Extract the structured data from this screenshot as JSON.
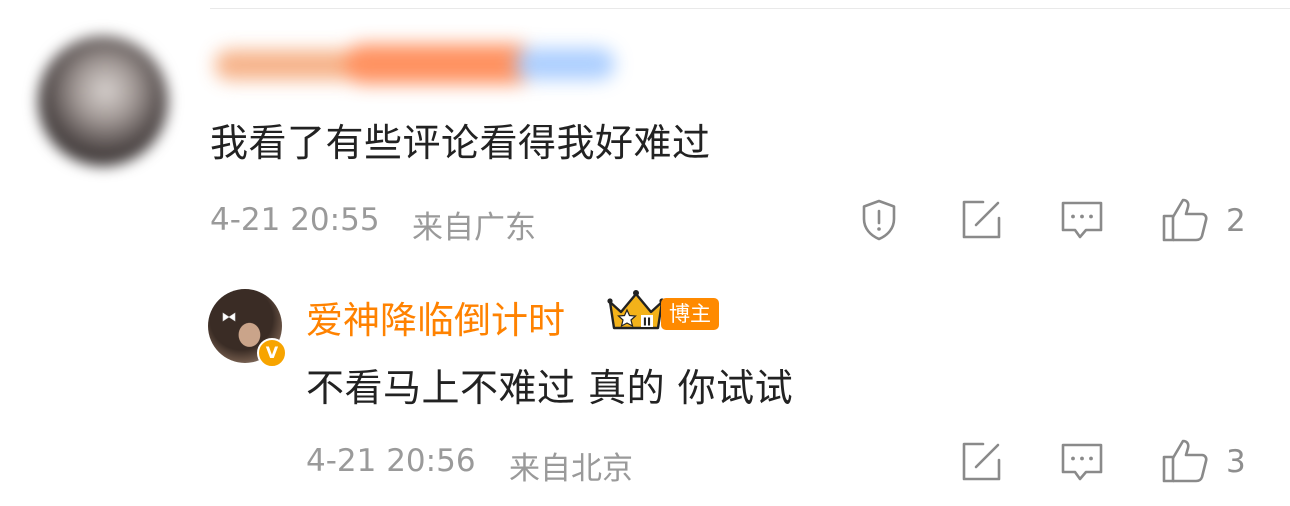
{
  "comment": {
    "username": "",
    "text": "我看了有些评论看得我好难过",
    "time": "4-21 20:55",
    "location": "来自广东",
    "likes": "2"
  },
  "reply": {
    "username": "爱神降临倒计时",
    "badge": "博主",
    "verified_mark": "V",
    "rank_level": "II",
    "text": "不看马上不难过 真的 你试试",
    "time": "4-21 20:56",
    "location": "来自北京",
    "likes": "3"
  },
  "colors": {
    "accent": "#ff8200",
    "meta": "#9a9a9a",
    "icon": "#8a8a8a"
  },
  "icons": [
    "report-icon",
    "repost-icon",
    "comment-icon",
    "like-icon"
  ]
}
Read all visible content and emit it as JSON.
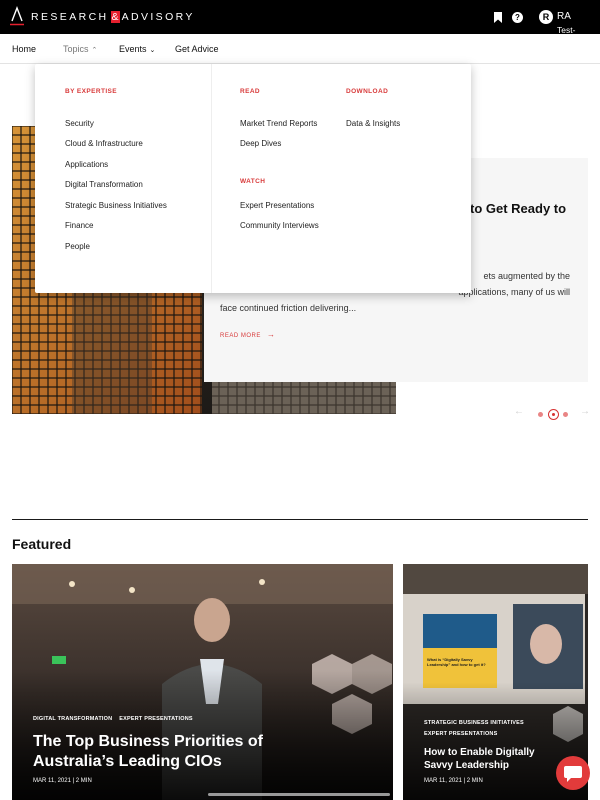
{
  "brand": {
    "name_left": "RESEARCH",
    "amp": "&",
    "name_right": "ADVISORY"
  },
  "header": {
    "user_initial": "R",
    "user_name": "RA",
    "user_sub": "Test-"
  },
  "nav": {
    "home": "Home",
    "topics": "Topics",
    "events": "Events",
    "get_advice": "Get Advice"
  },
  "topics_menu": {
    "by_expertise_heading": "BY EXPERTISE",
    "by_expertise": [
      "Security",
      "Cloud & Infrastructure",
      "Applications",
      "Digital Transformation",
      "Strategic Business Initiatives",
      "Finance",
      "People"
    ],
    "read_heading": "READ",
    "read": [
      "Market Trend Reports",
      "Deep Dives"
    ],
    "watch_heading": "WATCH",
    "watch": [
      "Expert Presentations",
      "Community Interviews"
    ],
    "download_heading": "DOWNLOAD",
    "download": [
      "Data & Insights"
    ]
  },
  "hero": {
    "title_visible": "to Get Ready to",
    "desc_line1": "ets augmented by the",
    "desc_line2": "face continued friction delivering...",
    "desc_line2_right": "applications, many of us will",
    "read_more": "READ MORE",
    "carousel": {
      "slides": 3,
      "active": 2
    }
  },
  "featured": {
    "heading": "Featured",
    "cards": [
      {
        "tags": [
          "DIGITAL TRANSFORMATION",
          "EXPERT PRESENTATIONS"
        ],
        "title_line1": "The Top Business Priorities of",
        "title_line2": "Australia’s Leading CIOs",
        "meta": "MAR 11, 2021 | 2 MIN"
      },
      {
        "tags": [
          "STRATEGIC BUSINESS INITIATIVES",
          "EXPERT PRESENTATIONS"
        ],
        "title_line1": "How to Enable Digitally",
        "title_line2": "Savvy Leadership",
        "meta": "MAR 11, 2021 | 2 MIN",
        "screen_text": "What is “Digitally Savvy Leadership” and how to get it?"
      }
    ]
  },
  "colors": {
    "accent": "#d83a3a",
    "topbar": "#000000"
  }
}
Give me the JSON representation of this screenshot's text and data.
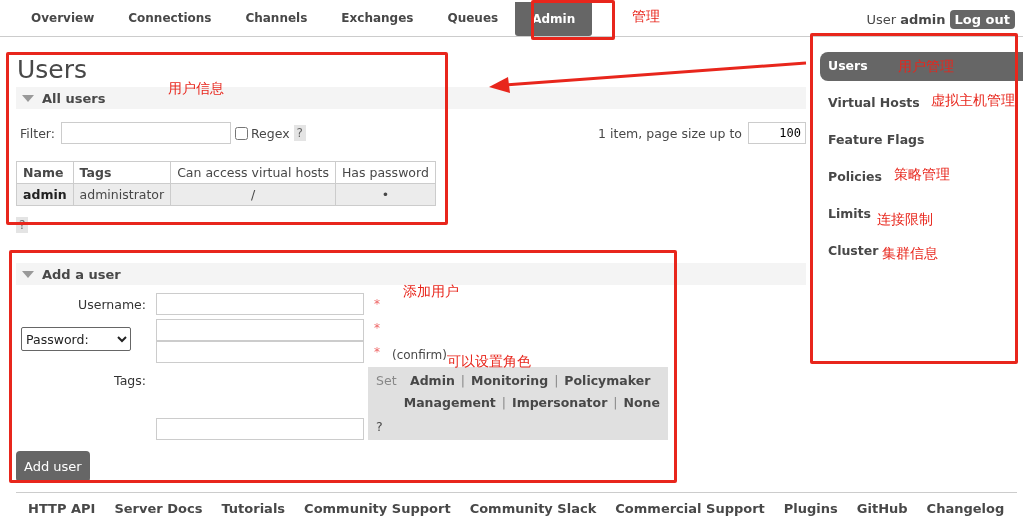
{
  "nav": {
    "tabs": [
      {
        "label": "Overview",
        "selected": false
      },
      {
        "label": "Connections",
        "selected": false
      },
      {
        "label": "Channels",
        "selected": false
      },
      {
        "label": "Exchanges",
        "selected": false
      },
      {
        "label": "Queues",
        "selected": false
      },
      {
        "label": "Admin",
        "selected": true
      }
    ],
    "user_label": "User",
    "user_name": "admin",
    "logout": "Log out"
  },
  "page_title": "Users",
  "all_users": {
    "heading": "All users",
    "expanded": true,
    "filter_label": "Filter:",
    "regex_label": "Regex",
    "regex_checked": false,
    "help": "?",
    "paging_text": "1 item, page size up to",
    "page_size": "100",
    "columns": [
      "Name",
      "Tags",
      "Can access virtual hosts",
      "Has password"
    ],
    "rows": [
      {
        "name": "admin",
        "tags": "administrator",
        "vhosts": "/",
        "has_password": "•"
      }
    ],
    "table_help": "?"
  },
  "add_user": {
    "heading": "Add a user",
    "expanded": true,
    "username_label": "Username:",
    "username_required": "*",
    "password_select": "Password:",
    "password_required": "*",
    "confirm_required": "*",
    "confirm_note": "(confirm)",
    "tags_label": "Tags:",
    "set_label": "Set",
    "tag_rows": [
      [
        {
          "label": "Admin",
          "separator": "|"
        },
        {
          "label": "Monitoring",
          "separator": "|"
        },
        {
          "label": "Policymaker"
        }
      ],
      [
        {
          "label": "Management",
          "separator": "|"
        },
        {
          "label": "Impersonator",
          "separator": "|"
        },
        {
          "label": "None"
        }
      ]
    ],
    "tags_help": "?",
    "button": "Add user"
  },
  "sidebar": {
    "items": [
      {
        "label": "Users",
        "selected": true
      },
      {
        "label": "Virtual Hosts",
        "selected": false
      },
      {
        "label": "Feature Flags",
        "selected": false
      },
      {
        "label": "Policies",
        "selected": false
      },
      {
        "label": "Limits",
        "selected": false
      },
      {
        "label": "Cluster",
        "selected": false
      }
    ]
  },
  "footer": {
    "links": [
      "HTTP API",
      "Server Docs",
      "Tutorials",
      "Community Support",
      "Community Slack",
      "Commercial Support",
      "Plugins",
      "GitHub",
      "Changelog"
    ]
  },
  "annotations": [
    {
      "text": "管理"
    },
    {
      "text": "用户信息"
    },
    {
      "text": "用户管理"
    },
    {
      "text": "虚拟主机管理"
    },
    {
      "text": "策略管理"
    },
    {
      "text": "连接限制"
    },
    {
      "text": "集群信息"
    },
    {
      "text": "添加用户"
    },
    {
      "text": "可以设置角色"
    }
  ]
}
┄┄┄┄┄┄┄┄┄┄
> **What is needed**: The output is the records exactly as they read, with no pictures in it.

> **Solution**:
Extract the structured data from this screenshot as JSON.
{
  "comment": {
    "username": "",
    "text": "我看了有些评论看得我好难过",
    "time": "4-21 20:55",
    "location": "来自广东",
    "likes": "2"
  },
  "reply": {
    "username": "爱神降临倒计时",
    "badge": "博主",
    "verified_mark": "V",
    "rank_level": "II",
    "text": "不看马上不难过 真的 你试试",
    "time": "4-21 20:56",
    "location": "来自北京",
    "likes": "3"
  },
  "colors": {
    "accent": "#ff8200",
    "meta": "#9a9a9a",
    "icon": "#8a8a8a"
  },
  "icons": [
    "report-icon",
    "repost-icon",
    "comment-icon",
    "like-icon"
  ]
}
Read all visible content and emit it as JSON.
{
  "brand": {
    "name_left": "RESEARCH",
    "amp": "&",
    "name_right": "ADVISORY"
  },
  "header": {
    "user_initial": "R",
    "user_name": "RA",
    "user_sub": "Test-"
  },
  "nav": {
    "home": "Home",
    "topics": "Topics",
    "events": "Events",
    "get_advice": "Get Advice"
  },
  "topics_menu": {
    "by_expertise_heading": "BY EXPERTISE",
    "by_expertise": [
      "Security",
      "Cloud & Infrastructure",
      "Applications",
      "Digital Transformation",
      "Strategic Business Initiatives",
      "Finance",
      "People"
    ],
    "read_heading": "READ",
    "read": [
      "Market Trend Reports",
      "Deep Dives"
    ],
    "watch_heading": "WATCH",
    "watch": [
      "Expert Presentations",
      "Community Interviews"
    ],
    "download_heading": "DOWNLOAD",
    "download": [
      "Data & Insights"
    ]
  },
  "hero": {
    "title_visible": "to Get Ready to",
    "desc_line1": "ets augmented by the",
    "desc_line2": "face continued friction delivering...",
    "desc_line2_right": "applications, many of us will",
    "read_more": "READ MORE",
    "carousel": {
      "slides": 3,
      "active": 2
    }
  },
  "featured": {
    "heading": "Featured",
    "cards": [
      {
        "tags": [
          "DIGITAL TRANSFORMATION",
          "EXPERT PRESENTATIONS"
        ],
        "title_line1": "The Top Business Priorities of",
        "title_line2": "Australia’s Leading CIOs",
        "meta": "MAR 11, 2021 | 2 MIN"
      },
      {
        "tags": [
          "STRATEGIC BUSINESS INITIATIVES",
          "EXPERT PRESENTATIONS"
        ],
        "title_line1": "How to Enable Digitally",
        "title_line2": "Savvy Leadership",
        "meta": "MAR 11, 2021 | 2 MIN",
        "screen_text": "What is “Digitally Savvy Leadership” and how to get it?"
      }
    ]
  },
  "colors": {
    "accent": "#d83a3a",
    "topbar": "#000000"
  }
}
Give me the JSON representation of this screenshot's text and data.
{
  "nav": {
    "tabs": [
      {
        "label": "Overview",
        "selected": false
      },
      {
        "label": "Connections",
        "selected": false
      },
      {
        "label": "Channels",
        "selected": false
      },
      {
        "label": "Exchanges",
        "selected": false
      },
      {
        "label": "Queues",
        "selected": false
      },
      {
        "label": "Admin",
        "selected": true
      }
    ],
    "user_label": "User",
    "user_name": "admin",
    "logout": "Log out"
  },
  "page_title": "Users",
  "all_users": {
    "heading": "All users",
    "expanded": true,
    "filter_label": "Filter:",
    "regex_label": "Regex",
    "regex_checked": false,
    "help": "?",
    "paging_text": "1 item, page size up to",
    "page_size": "100",
    "columns": [
      "Name",
      "Tags",
      "Can access virtual hosts",
      "Has password"
    ],
    "rows": [
      {
        "name": "admin",
        "tags": "administrator",
        "vhosts": "/",
        "has_password": "•"
      }
    ],
    "table_help": "?"
  },
  "add_user": {
    "heading": "Add a user",
    "expanded": true,
    "username_label": "Username:",
    "username_required": "*",
    "password_select": "Password:",
    "password_required": "*",
    "confirm_required": "*",
    "confirm_note": "(confirm)",
    "tags_label": "Tags:",
    "set_label": "Set",
    "tag_rows": [
      [
        {
          "label": "Admin",
          "separator": "|"
        },
        {
          "label": "Monitoring",
          "separator": "|"
        },
        {
          "label": "Policymaker"
        }
      ],
      [
        {
          "label": "Management",
          "separator": "|"
        },
        {
          "label": "Impersonator",
          "separator": "|"
        },
        {
          "label": "None"
        }
      ]
    ],
    "tags_help": "?",
    "button": "Add user"
  },
  "sidebar": {
    "items": [
      {
        "label": "Users",
        "selected": true
      },
      {
        "label": "Virtual Hosts",
        "selected": false
      },
      {
        "label": "Feature Flags",
        "selected": false
      },
      {
        "label": "Policies",
        "selected": false
      },
      {
        "label": "Limits",
        "selected": false
      },
      {
        "label": "Cluster",
        "selected": false
      }
    ]
  },
  "footer": {
    "links": [
      "HTTP API",
      "Server Docs",
      "Tutorials",
      "Community Support",
      "Community Slack",
      "Commercial Support",
      "Plugins",
      "GitHub",
      "Changelog"
    ]
  },
  "annotations": [
    {
      "text": "管理"
    },
    {
      "text": "用户信息"
    },
    {
      "text": "用户管理"
    },
    {
      "text": "虚拟主机管理"
    },
    {
      "text": "策略管理"
    },
    {
      "text": "连接限制"
    },
    {
      "text": "集群信息"
    },
    {
      "text": "添加用户"
    },
    {
      "text": "可以设置角色"
    }
  ]
}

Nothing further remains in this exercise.